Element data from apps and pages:
::::::::::
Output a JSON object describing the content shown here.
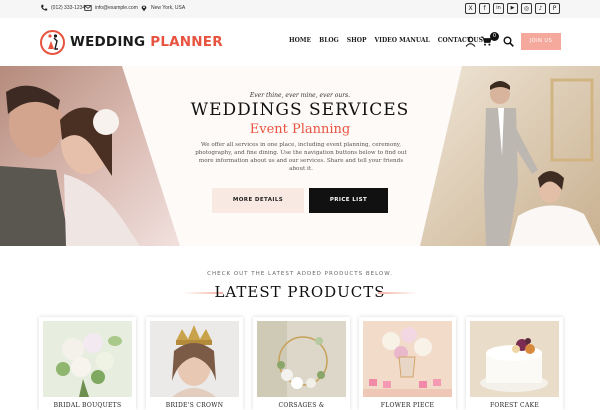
{
  "topbar": {
    "phone": "(012) 333-1234",
    "email": "info@example.com",
    "location": "New York, USA",
    "social": [
      "X",
      "f",
      "in",
      "▶",
      "◎",
      "♪",
      "P"
    ]
  },
  "header": {
    "logo_main": "WEDDING",
    "logo_accent": "PLANNER",
    "nav": [
      "HOME",
      "BLOG",
      "SHOP",
      "VIDEO MANUAL",
      "CONTACT US"
    ],
    "cart_count": "0",
    "join_label": "JOIN US"
  },
  "hero": {
    "tagline": "Ever thine, ever mine, ever ours.",
    "title": "WEDDINGS SERVICES",
    "subtitle": "Event Planning",
    "description": "We offer all services in one place, including event planning, ceremony, photography, and fine dining. Use the navigation buttons below to find out more information about us and our services. Share and tell your friends about it.",
    "btn_more": "MORE DETAILS",
    "btn_price": "PRICE LIST"
  },
  "latest": {
    "kicker": "CHECK OUT THE LATEST ADDED PRODUCTS BELOW.",
    "title": "LATEST PRODUCTS",
    "products": [
      {
        "name": "BRIDAL BOUQUETS"
      },
      {
        "name": "BRIDE'S CROWN"
      },
      {
        "name": "CORSAGES &"
      },
      {
        "name": "FLOWER PIECE"
      },
      {
        "name": "FOREST CAKE"
      }
    ]
  },
  "colors": {
    "accent": "#e8533f",
    "join_bg": "#f5a99c",
    "more_bg": "#f9e9e3",
    "dark": "#111111"
  }
}
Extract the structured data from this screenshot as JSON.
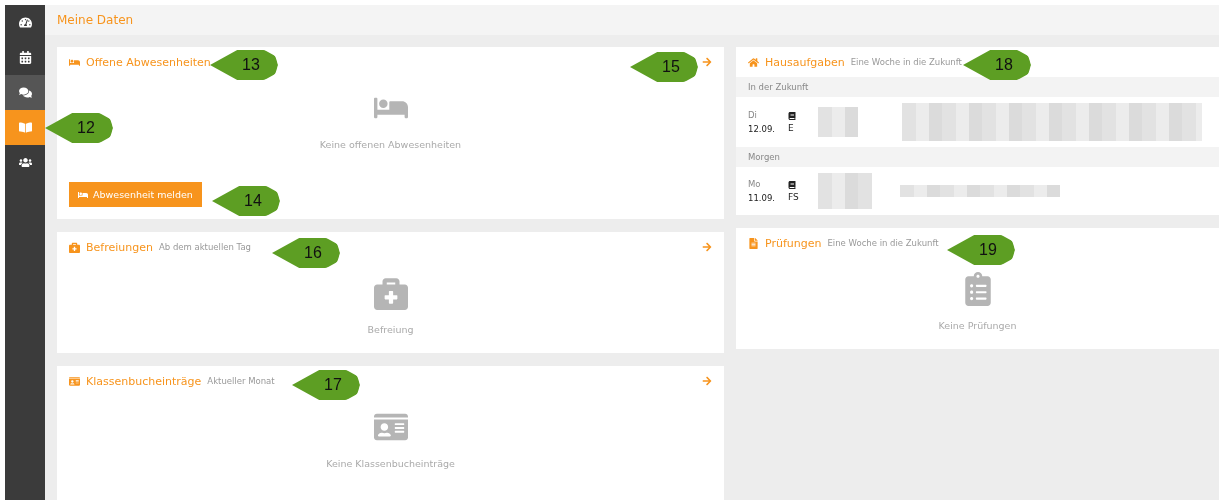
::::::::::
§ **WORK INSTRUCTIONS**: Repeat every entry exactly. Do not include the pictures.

§ **RESPONSE FOR THIS EXERCISE**:
Output a JSON object describing the content shown here.
{
  "topbar": {
    "phone": "(012) 333-1234",
    "email": "info@example.com",
    "location": "New York, USA",
    "social": [
      "X",
      "f",
      "in",
      "▶",
      "◎",
      "♪",
      "P"
    ]
  },
  "header": {
    "logo_main": "WEDDING",
    "logo_accent": "PLANNER",
    "nav": [
      "HOME",
      "BLOG",
      "SHOP",
      "VIDEO MANUAL",
      "CONTACT US"
    ],
    "cart_count": "0",
    "join_label": "JOIN US"
  },
  "hero": {
    "tagline": "Ever thine, ever mine, ever ours.",
    "title": "WEDDINGS SERVICES",
    "subtitle": "Event Planning",
    "description": "We offer all services in one place, including event planning, ceremony, photography, and fine dining. Use the navigation buttons below to find out more information about us and our services. Share and tell your friends about it.",
    "btn_more": "MORE DETAILS",
    "btn_price": "PRICE LIST"
  },
  "latest": {
    "kicker": "CHECK OUT THE LATEST ADDED PRODUCTS BELOW.",
    "title": "LATEST PRODUCTS",
    "products": [
      {
        "name": "BRIDAL BOUQUETS"
      },
      {
        "name": "BRIDE'S CROWN"
      },
      {
        "name": "CORSAGES &"
      },
      {
        "name": "FLOWER PIECE"
      },
      {
        "name": "FOREST CAKE"
      }
    ]
  },
  "colors": {
    "accent": "#e8533f",
    "join_bg": "#f5a99c",
    "more_bg": "#f9e9e3",
    "dark": "#111111"
  }
}
Extract the structured data from this screenshot as JSON.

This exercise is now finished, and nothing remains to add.